◆ WHAT TO WORK ON
Search the data for "this". Return each matching line.

◆ DATA FOR ANALYSIS
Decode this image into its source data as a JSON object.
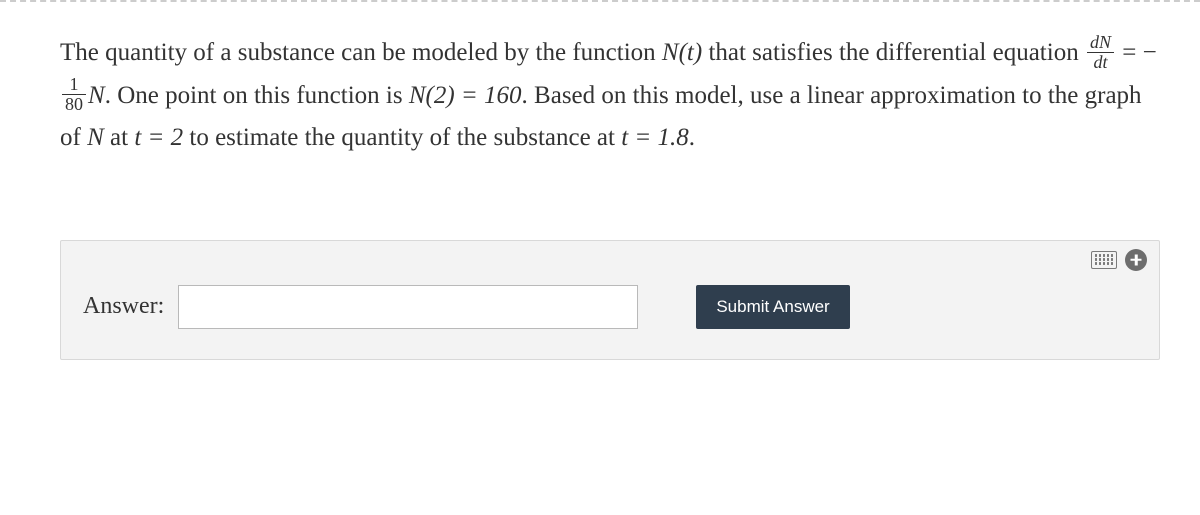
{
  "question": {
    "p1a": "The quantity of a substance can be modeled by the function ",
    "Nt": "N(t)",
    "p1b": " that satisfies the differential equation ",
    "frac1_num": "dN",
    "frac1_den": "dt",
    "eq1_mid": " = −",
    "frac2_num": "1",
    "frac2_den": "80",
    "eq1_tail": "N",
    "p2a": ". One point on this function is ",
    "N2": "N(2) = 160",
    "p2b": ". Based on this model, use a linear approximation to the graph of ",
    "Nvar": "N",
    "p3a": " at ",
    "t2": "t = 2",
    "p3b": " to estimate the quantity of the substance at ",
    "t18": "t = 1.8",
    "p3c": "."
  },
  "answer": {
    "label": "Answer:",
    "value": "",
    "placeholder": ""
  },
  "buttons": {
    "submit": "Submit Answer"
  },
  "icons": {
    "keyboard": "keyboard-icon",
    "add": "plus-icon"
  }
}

◆ WRITTEN ANSWER
Decode this image into its source data as a JSON object.
    "p2a": ". One point on this function is ",
    "p2b": ". Based on this model, use a linear approximation to the graph of ",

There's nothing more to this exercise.